> **EXERCISE DIRECTIONS**: What lines of the data below include the word "anwenden"? Report them by copying each.

> **SOURCE INFORMATION**:

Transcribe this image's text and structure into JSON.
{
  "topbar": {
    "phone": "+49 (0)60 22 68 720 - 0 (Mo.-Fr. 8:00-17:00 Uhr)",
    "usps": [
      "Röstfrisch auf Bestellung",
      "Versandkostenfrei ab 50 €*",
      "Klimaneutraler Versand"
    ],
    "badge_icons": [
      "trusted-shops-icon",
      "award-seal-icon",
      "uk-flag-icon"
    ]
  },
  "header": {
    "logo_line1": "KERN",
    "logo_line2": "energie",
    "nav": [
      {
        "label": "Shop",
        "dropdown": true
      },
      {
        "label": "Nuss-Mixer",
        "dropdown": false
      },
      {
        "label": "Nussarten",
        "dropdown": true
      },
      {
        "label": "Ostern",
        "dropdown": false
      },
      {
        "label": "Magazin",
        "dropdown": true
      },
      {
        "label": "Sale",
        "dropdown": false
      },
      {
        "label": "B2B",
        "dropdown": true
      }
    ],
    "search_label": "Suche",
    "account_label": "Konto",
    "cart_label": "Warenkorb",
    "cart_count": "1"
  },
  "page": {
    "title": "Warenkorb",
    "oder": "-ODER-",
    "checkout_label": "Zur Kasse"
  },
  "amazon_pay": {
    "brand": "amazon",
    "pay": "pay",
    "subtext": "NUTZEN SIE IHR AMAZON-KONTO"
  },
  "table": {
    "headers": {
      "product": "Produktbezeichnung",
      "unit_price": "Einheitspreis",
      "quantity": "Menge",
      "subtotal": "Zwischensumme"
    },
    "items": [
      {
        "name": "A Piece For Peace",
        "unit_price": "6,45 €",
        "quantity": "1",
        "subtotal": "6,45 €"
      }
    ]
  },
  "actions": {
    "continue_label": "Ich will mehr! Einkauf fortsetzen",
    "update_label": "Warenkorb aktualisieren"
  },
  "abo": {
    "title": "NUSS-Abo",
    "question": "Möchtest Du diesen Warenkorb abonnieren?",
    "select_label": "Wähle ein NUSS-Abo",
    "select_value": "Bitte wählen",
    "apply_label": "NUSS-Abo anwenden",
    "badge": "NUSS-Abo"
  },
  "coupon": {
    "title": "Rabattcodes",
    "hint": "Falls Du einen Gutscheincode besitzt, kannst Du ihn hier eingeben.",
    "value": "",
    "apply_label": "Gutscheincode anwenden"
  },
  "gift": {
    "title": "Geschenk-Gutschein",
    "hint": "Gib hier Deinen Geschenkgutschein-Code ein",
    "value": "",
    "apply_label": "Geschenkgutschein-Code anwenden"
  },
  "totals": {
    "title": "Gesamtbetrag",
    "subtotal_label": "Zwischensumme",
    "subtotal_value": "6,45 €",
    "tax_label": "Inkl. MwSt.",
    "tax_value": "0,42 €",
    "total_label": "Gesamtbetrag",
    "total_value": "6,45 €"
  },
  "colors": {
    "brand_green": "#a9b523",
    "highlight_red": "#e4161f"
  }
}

> **RESULT OF THIS TASK**:
    "apply_label": "NUSS-Abo anwenden",
    "apply_label": "Gutscheincode anwenden"
    "apply_label": "Geschenkgutschein-Code anwenden"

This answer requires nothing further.